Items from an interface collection
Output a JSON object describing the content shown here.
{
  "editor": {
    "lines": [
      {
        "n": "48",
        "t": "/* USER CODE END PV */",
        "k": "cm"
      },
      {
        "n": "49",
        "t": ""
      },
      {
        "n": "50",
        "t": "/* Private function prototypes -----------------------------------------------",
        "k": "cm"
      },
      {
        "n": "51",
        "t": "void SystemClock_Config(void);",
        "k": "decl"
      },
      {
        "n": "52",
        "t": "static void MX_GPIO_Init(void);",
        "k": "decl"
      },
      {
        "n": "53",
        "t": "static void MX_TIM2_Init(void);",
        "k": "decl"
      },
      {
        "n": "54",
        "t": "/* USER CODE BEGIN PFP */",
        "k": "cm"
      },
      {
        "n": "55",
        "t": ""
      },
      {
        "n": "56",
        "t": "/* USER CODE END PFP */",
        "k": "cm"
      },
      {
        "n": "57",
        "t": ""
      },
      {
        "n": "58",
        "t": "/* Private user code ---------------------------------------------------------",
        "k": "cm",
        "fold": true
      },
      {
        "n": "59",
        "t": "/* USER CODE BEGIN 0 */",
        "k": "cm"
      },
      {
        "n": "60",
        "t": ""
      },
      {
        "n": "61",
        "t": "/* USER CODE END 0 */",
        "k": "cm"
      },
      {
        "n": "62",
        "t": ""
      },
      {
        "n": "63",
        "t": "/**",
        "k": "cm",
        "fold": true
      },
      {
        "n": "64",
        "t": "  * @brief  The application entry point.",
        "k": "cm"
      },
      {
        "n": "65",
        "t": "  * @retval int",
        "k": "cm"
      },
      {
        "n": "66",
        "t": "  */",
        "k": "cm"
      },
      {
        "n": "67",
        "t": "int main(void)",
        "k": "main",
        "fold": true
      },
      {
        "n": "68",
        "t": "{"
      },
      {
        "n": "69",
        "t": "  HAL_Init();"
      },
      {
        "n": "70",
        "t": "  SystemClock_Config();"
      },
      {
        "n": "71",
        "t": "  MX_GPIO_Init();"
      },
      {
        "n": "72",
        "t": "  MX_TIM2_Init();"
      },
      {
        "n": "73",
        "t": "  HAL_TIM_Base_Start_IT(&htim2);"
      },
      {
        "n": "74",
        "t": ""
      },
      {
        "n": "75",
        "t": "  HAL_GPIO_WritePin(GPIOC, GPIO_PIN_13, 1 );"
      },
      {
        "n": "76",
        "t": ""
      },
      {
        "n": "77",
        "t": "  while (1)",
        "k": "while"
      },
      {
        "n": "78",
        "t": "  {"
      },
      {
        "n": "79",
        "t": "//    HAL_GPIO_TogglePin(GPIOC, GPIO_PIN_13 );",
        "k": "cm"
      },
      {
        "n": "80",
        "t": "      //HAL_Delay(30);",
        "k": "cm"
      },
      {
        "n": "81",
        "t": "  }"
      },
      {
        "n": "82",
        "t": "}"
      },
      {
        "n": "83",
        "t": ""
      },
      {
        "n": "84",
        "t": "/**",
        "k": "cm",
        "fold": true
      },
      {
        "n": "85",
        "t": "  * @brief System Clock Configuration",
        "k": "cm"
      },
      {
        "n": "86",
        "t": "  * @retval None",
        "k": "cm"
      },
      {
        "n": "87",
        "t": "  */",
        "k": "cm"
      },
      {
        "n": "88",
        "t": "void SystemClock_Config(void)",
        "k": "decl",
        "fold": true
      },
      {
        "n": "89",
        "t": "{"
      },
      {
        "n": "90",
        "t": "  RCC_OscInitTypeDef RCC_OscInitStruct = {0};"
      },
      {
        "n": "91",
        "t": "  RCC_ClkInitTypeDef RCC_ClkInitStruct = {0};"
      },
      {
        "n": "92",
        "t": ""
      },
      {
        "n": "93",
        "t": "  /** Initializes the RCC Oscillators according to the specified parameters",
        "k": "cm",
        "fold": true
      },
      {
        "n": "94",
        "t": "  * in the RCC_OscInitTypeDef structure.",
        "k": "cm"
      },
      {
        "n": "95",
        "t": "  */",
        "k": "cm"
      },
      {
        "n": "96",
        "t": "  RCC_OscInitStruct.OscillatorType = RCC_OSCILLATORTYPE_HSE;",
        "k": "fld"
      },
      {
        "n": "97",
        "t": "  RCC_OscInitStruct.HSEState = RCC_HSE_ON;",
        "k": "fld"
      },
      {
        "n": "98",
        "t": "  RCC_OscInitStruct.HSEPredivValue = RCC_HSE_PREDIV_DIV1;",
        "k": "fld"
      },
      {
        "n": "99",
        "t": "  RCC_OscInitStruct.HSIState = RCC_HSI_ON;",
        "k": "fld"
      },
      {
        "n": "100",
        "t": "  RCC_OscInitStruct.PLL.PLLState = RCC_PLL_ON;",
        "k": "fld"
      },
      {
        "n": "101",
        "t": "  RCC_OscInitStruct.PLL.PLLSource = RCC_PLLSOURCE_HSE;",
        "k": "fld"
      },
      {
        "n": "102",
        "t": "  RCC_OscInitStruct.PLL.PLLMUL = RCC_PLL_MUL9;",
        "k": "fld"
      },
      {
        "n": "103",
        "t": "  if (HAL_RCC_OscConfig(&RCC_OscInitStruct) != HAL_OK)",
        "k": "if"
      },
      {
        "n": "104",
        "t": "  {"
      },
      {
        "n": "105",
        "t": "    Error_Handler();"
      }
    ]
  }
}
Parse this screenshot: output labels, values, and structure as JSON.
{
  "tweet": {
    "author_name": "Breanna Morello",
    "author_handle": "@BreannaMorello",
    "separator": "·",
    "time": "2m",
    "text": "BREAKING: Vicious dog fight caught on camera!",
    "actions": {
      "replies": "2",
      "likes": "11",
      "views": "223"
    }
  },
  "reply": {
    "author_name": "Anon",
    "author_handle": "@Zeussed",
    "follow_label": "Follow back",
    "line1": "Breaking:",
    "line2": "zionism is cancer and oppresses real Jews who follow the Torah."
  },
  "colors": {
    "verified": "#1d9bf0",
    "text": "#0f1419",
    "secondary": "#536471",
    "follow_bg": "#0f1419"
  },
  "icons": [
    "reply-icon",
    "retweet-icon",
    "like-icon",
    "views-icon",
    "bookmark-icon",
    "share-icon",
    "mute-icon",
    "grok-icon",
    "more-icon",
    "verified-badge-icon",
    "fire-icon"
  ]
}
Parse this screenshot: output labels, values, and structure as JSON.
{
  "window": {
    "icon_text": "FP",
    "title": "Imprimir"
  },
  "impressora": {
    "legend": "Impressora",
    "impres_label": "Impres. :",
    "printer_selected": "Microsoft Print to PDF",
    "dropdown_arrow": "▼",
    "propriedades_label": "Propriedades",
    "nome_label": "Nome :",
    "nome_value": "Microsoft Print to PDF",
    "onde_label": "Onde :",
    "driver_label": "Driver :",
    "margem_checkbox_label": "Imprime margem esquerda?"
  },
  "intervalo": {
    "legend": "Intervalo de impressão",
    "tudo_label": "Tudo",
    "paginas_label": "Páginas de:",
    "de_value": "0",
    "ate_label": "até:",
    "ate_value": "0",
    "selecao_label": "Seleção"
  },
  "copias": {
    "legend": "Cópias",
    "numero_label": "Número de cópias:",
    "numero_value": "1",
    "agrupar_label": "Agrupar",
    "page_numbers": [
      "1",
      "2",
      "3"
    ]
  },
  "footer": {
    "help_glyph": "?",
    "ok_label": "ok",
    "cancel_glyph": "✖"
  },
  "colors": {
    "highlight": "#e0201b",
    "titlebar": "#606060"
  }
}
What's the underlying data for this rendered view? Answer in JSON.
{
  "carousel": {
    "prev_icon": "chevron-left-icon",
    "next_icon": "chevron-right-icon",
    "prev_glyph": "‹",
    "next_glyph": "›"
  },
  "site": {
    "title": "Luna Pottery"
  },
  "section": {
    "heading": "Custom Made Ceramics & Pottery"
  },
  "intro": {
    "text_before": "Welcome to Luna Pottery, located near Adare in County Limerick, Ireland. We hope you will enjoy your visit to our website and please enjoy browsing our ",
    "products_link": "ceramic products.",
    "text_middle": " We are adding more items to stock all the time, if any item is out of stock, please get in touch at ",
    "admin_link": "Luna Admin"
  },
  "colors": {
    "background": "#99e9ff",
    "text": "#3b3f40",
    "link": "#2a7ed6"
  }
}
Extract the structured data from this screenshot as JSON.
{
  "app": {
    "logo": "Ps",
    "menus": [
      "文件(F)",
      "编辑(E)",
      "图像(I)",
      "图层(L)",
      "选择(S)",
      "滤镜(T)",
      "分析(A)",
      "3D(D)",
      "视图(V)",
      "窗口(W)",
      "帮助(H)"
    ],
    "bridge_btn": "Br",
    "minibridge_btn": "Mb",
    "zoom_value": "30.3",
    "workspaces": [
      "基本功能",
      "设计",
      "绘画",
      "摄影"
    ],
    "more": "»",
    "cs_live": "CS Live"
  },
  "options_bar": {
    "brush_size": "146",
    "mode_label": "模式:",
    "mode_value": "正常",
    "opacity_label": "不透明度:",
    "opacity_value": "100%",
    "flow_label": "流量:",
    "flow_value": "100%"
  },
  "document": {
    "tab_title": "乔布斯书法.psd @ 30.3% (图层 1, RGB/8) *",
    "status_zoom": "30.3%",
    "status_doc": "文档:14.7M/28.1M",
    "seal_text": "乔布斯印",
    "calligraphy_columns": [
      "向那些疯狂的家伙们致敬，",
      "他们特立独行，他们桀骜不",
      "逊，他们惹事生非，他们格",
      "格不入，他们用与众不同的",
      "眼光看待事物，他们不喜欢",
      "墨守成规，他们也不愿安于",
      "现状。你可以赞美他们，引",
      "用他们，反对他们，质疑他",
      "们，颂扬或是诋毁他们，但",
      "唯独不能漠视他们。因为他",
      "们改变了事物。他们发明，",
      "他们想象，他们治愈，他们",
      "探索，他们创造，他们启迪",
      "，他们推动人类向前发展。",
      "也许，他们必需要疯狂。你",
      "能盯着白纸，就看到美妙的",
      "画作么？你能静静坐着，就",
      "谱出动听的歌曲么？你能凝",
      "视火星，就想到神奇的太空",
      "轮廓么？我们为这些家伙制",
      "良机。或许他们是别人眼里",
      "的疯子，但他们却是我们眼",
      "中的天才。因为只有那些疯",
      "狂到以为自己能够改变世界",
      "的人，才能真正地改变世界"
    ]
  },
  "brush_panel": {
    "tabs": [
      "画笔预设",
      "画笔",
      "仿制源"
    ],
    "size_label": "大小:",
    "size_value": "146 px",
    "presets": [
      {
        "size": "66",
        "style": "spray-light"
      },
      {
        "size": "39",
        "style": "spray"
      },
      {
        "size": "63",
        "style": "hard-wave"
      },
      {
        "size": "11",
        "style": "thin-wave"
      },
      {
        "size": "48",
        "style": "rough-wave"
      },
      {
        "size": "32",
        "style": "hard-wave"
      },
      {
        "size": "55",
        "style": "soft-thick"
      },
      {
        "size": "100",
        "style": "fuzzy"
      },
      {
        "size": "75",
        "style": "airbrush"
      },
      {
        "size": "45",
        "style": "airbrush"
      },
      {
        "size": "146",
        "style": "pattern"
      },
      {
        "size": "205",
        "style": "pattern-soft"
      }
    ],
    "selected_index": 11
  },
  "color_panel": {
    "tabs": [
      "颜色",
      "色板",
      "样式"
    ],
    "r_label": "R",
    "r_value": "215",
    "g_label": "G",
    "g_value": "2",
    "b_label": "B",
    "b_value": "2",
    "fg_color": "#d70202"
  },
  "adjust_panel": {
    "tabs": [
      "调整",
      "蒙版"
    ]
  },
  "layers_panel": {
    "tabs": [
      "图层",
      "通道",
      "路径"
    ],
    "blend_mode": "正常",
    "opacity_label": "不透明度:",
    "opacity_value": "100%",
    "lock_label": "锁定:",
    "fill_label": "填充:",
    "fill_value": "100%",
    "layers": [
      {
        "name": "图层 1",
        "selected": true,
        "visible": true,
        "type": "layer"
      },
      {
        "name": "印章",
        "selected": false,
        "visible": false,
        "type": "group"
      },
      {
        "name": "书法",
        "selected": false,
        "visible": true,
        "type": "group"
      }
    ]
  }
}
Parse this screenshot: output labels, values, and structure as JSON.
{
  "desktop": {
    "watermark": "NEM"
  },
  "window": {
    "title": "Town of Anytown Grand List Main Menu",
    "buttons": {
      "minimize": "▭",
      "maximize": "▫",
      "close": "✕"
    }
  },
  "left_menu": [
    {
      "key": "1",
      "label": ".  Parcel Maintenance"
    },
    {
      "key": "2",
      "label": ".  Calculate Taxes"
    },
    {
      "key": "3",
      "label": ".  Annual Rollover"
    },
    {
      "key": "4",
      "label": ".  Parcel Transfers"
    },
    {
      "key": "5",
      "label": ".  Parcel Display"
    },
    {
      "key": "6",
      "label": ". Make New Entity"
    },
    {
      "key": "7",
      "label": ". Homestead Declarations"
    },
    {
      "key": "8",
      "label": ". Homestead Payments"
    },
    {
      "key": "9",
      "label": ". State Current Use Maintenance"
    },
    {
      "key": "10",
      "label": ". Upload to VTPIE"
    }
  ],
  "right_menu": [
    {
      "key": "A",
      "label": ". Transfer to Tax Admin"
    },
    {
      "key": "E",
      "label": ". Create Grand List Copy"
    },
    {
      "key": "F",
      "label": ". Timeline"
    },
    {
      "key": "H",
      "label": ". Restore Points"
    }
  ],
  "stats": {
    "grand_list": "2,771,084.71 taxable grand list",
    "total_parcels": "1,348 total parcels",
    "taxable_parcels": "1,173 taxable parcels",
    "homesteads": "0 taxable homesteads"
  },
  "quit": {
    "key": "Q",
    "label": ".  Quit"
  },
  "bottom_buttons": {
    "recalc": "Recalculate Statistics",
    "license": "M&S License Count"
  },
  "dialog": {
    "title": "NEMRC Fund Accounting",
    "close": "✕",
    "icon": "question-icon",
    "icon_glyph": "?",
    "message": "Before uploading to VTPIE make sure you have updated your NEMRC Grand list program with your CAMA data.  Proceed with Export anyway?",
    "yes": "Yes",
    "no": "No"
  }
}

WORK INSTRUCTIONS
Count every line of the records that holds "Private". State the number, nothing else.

RESULT OF THIS TASK
2